The second is “age pension age” which is the age that a person is entitled to receive Australia’s age pension. As Georges was born after 1 January 1957, the age at which she could access the age pension is when she turns 67.

Superannuation interpretation

In handing down their decision, the Court acknowledged that when the LSL Act commenced in 1981 there was no such thing as superannuation. At the time, retirement age was the age at which a person was eligible for the pension.

In 1981, people generally remained in employment until they received the pension, and most businesses did not employ anyone once they were eligible for the aged person. This changed when compulsory superannuation was introduced. Superannuation allowed people to leave the workforce and be able to support themselves, rather than rely upon government benefits.

Georges preferred the interpretation that someone who is living off their superannuation is now “retired”, and that a person may retire when they have reached the “preservation age”.

The Court noted that this interpretation does not take into account the fact that someone may continue to work or remain in some form of paid employment even when they reach preservation age.

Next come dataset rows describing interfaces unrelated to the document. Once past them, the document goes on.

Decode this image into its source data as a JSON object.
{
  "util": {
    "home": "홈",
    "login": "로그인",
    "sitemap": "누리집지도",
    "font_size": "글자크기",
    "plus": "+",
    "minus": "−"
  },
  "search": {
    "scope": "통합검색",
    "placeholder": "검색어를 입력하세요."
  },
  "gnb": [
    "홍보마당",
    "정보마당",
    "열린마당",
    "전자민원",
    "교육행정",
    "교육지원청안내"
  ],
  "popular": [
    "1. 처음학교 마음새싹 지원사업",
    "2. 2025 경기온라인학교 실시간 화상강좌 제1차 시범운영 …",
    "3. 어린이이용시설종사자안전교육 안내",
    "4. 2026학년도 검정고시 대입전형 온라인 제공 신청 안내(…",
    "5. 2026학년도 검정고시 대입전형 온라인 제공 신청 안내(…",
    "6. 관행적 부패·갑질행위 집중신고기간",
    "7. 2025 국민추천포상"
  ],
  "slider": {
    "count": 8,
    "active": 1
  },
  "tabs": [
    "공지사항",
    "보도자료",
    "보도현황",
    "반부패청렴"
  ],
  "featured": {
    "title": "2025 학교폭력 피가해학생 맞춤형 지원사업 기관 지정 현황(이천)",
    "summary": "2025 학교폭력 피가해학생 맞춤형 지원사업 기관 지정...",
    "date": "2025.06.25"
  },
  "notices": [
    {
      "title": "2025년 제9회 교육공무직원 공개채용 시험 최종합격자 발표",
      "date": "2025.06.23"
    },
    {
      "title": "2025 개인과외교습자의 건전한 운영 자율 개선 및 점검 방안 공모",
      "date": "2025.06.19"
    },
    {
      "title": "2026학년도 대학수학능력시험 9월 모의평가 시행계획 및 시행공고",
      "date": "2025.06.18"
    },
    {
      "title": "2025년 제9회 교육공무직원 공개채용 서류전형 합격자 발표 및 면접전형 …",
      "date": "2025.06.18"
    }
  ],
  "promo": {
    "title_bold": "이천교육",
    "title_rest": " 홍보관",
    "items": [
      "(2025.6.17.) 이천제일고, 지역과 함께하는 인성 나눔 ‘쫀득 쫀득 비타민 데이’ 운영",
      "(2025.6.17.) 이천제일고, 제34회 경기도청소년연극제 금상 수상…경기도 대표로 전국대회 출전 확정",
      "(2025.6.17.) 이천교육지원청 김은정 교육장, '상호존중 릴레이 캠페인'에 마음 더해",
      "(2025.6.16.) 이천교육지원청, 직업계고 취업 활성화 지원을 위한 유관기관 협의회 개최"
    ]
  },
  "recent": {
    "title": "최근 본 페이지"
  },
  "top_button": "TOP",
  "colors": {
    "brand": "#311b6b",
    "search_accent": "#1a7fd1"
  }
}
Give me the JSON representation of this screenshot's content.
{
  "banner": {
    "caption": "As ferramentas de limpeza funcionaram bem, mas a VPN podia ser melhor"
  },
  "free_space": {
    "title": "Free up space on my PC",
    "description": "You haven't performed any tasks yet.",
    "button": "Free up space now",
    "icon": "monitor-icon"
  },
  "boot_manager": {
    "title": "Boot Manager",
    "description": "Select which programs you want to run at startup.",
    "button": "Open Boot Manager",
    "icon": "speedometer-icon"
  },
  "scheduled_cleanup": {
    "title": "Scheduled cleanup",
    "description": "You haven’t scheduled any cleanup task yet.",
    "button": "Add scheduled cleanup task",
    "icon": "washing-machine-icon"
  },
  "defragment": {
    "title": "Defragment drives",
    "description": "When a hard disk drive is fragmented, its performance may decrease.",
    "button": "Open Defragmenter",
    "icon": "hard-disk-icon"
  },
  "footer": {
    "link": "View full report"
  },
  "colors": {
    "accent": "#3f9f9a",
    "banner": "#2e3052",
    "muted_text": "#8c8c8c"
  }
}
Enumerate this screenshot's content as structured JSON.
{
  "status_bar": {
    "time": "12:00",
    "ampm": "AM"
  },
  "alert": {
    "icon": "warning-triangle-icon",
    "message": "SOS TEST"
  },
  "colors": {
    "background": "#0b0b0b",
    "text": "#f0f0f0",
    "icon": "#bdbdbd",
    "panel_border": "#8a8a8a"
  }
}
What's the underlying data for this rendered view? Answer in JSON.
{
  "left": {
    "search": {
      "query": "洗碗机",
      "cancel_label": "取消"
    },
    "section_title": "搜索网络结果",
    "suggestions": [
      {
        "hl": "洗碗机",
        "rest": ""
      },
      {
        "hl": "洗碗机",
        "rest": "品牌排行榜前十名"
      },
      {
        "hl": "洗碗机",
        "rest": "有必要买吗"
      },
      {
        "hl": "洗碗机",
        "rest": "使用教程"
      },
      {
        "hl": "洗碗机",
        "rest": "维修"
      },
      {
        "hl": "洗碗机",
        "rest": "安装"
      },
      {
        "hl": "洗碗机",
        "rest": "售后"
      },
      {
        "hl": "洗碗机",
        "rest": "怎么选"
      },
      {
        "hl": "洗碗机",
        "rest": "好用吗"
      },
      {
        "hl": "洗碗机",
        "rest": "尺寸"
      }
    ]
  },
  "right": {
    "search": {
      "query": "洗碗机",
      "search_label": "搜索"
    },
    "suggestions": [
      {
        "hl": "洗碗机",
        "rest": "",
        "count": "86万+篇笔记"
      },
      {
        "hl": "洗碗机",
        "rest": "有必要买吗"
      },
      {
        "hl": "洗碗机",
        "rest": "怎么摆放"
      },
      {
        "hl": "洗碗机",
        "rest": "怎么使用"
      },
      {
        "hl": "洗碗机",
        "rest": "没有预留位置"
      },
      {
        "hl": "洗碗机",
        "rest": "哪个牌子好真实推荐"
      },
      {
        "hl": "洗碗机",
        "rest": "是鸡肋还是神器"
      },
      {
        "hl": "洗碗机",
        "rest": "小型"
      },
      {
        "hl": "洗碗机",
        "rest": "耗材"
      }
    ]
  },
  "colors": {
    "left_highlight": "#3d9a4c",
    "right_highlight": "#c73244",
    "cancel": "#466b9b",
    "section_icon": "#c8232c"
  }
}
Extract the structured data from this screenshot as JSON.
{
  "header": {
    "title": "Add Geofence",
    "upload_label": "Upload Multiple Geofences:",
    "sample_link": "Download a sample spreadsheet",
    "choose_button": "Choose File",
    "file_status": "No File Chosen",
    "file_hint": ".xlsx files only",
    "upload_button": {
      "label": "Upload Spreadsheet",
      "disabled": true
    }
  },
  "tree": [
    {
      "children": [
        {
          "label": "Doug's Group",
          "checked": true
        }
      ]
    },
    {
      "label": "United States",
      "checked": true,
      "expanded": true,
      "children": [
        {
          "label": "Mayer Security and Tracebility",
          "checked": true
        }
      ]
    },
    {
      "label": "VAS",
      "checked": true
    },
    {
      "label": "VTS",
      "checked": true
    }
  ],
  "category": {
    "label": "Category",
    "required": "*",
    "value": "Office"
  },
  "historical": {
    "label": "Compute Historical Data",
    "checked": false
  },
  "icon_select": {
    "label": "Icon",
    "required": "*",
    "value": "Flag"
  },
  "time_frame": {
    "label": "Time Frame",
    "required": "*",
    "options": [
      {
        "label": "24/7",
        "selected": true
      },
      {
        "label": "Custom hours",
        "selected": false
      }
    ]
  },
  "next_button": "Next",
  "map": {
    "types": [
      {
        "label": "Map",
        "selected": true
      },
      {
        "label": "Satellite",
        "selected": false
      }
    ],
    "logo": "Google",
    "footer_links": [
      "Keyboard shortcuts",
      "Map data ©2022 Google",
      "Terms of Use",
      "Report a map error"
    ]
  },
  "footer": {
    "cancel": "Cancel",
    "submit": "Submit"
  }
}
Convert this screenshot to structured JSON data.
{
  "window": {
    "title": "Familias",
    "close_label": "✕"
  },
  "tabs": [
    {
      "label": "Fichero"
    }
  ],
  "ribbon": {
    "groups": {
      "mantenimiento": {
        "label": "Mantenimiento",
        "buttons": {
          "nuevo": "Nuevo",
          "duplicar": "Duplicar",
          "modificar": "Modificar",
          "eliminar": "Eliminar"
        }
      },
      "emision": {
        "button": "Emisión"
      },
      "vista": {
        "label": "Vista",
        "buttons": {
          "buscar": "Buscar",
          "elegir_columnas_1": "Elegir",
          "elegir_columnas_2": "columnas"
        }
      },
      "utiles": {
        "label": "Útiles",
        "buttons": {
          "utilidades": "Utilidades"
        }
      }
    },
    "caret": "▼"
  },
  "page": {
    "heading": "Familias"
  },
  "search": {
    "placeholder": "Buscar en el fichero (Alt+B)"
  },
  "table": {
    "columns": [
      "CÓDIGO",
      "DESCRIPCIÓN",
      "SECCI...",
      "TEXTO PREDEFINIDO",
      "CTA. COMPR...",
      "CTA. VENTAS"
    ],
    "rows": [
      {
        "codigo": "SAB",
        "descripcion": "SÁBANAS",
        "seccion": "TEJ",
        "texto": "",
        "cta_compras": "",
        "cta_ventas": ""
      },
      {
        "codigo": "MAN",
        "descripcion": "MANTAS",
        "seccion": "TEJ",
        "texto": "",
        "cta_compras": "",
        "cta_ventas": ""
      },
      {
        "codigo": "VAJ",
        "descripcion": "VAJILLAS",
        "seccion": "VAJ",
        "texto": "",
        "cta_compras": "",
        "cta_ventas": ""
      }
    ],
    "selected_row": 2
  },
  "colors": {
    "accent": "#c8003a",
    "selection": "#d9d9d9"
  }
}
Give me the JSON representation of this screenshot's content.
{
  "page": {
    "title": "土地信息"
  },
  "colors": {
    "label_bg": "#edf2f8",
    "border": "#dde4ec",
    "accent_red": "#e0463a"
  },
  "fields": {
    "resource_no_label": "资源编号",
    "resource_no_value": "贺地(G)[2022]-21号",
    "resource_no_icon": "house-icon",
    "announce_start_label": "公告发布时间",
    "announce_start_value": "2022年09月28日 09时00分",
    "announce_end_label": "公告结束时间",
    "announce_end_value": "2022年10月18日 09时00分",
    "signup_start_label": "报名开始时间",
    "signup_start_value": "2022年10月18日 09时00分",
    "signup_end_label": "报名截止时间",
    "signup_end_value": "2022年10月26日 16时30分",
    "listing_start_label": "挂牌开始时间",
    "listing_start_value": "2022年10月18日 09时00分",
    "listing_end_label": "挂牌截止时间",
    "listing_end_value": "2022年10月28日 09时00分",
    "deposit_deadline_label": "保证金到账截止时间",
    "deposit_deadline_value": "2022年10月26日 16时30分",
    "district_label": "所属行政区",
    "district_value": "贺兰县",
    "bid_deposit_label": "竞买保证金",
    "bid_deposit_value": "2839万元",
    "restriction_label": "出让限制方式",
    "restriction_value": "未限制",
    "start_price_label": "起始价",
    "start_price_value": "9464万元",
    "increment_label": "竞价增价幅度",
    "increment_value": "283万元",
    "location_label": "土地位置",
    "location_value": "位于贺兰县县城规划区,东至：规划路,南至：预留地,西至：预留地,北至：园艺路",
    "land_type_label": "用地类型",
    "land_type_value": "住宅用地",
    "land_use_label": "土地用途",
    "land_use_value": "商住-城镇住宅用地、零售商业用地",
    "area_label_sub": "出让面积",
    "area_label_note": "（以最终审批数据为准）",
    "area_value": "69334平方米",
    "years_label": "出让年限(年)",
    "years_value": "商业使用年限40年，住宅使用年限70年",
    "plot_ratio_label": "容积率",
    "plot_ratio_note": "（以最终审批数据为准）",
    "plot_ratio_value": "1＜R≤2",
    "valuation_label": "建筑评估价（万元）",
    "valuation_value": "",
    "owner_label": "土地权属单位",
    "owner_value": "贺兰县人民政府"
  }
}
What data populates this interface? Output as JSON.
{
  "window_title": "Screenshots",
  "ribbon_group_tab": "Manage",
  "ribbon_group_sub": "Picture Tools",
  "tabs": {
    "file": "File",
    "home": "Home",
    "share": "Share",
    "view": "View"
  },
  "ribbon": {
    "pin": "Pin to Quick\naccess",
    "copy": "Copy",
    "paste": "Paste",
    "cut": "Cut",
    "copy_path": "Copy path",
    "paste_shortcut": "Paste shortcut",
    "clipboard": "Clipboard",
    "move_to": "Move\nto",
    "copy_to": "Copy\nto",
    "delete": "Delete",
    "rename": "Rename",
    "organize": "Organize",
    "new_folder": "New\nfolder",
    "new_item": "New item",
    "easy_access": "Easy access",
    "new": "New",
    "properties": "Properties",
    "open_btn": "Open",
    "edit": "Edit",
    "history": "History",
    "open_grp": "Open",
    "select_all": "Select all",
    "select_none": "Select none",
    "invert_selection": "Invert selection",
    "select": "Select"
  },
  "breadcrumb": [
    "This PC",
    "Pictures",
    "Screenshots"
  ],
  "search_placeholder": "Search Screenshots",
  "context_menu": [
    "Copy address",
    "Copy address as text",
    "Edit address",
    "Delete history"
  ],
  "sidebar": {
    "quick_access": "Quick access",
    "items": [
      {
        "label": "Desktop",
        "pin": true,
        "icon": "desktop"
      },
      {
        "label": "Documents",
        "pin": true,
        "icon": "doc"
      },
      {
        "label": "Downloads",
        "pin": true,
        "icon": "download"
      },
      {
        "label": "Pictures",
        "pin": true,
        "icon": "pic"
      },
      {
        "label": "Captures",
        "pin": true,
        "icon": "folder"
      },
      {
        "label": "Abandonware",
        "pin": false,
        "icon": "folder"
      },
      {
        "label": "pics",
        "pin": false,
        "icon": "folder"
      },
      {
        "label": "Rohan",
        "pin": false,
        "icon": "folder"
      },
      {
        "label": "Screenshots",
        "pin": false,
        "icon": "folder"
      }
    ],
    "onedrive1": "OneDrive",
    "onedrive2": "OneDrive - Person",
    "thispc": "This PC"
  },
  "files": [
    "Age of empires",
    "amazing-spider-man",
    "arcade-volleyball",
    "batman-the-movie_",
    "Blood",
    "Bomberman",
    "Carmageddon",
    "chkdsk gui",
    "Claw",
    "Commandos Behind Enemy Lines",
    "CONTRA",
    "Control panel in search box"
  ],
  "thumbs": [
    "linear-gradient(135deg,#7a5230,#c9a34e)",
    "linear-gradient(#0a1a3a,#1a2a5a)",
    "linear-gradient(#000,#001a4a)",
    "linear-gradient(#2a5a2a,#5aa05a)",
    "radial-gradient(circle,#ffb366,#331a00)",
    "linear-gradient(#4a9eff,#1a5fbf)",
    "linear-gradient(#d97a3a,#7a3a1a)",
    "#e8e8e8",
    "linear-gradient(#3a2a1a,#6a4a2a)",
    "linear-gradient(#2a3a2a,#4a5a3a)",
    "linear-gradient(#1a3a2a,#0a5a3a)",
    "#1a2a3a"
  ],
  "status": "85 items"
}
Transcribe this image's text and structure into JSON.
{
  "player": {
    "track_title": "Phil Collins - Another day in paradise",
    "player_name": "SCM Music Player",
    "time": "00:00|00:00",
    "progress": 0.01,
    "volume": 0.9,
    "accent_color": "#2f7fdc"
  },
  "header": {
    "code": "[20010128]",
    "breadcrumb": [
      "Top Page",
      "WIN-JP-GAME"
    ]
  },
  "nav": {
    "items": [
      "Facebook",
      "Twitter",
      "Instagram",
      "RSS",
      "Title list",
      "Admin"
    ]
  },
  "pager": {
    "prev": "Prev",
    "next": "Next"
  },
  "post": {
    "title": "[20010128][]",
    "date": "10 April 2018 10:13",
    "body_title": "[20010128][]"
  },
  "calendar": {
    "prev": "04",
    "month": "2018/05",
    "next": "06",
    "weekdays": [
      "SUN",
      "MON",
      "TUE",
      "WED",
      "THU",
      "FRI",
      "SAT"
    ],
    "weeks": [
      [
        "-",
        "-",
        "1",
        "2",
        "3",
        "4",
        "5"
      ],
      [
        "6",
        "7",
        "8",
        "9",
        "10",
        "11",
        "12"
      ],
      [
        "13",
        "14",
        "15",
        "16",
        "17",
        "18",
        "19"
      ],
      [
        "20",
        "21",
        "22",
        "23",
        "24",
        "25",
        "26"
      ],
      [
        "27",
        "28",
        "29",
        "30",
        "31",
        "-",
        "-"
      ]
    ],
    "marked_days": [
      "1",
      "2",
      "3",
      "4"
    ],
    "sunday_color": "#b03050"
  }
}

Georges’ claim rejected

Georges stopped working at 60 years old as she had decided that she no longer wanted to remain employed. The Court rejected Georges’ application for the pro rata payment of long service leave on the following grounds:

  • When she stopped working, she had not reached the age of 67 and therefore had not attained the age at which she may retire.
  • She had not ceased employment due to illness, incapacity or domestic or other pressing necessity of such nature as to justify the cessation of employment.
  • Because Georges had not satisfied the above requirements, there was no obligation for Elders to pay her pro rata long service leave.

Key takeaway

It is also important to note that this case was specifically about the entitlement to pro-rata long service leave in the Northern Territory once a person reaches ‘retirement age’. Other states and territories may not contain similar provisions.

The above decision confirms that a person will reach retirement age once they are eligible for the pension, and not merely when they can access their superannuation.

The preservation age is when a person can access their superannuation. Some people may still access their superannuation whilst continuing to work.

The age pension age is when a person can access the pension.

The age pension age can vary depending on when someone is born. Services Australia has information about the age pension including other eligibility rules.

A person can choose to work well past reaching retirement age and preservation age, provided that they are ready, willing and able to and can fulfill the inherent requirements of the job they are employed to perform.